It was also an expression of Tati’s own artistic temperament. Tati was a mime with a mime’s economy of motion, gesture, and obviously, words. Minimalism is integral to this art form, and naturally extends to set design. It is not surprising, then, that the Villa Arpel is minimalist (“this is the vase”). What is surprising is how far beyond caricature Tati ventures. The Villa Arpel sets are brilliantly edited and meticulously executed, from the selection of furnishings, which include works by designers such as Baltensweiler, Chambost, Mategot, and Motte, to the spare and elegant arrangements of the pieces, to the vivid accents of color visible in the furniture and clothing, to the outdoor landscaping. The vistas are visually exciting and photographically beautiful. Tati needed only to construct a target for his arrows; instead, he created a tour-de-force of mid-century modernism that looks as fresh today as it did fifty years ago, and still resonates as an abstract work of art.  In its day, the Villa Arpel was copied by a fan as a residence; more recently, it has been the subject of museum exhibitions tracking Tati’s influence on modern design. In the end, the Villa Arpel was rendered with such aplomb and virtuosity, it was so clearly inspired, that it documents the undeniable joy, delight, and creative exuberance unleashed by avant-garde modernism, and this complicates the message of the film, or perhaps makes it a greater work of art.

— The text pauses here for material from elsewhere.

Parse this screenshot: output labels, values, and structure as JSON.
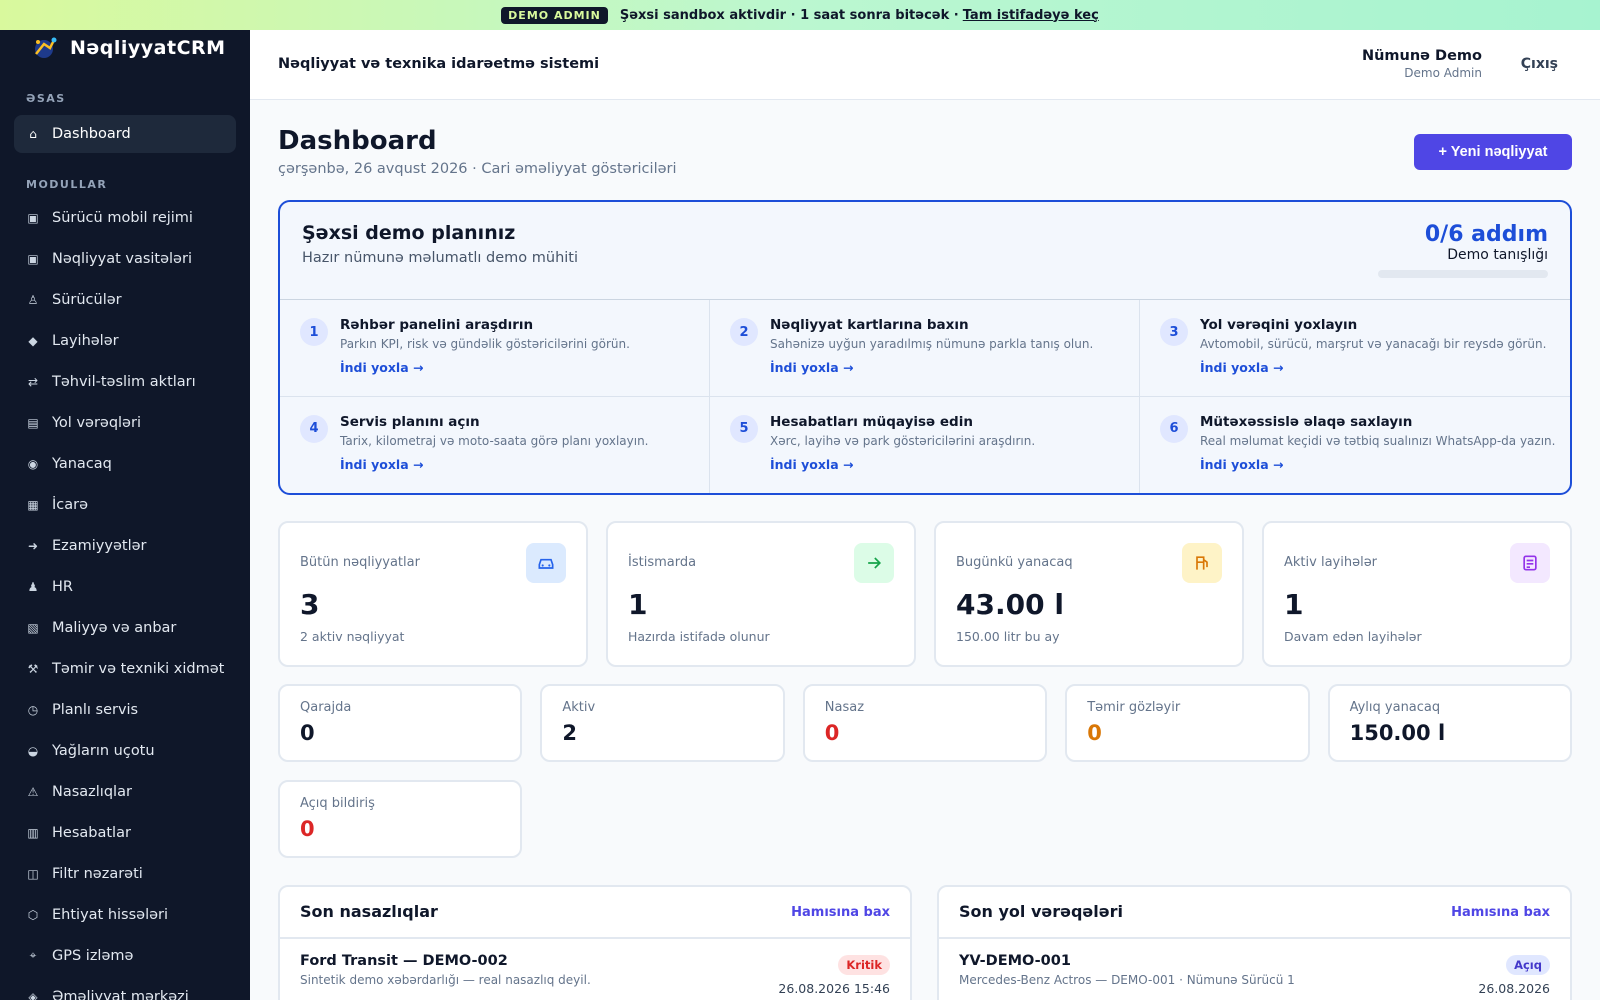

Nowhere is Tati’s ambivalence toward modernism more apparent than with the furniture he designed (along with Jacques Lagrange, his longtime set designer) for the Villa Arpel.  The three key pieces—the “Haricot” sofa (shaped like a bean), the rocking chair with the yellow seat, and the “Harper” sofa (think two tootsie rolls connected by a folded paper clip)—are designed to convey discomfort. At this they succeed, but again Tati goes further than needed.  The rocking chair has a long seat and short back, forcing M.  Arpel to slouch when seated, but this element creates an asymmetry that is visually exciting.  The Haricot sofa looks impossible to lounge upon, and Hulot is forced to turn it on its side to sleep on it.  Try this, though, and you will understand how much effort went into the design, which referenced both Perriand and Kiesler (the 1942 Peggy Guggenheim installation).The Harper sofa is shown with a woman perched rigidly on it, but it is the most beautiful of Tati’s designs—and one of the most striking sofas of the fifties—bridging the precision of the machine age and the sculptural presence of the mid-century (Lescaze meets Noguchi).  One could even argue that these pieces rate highly as good design; they are visually excellent and suited to purpose, given that their purpose is to look uncomfortable.  As a testament to their enduring appeal, all three designs were recently issued by Domeau & Peres in an edition of eight. Ironically, Tati anticipated not only the minimalism of the 1960’s but the limited-edition, not-for-comfort design/art of the present decade.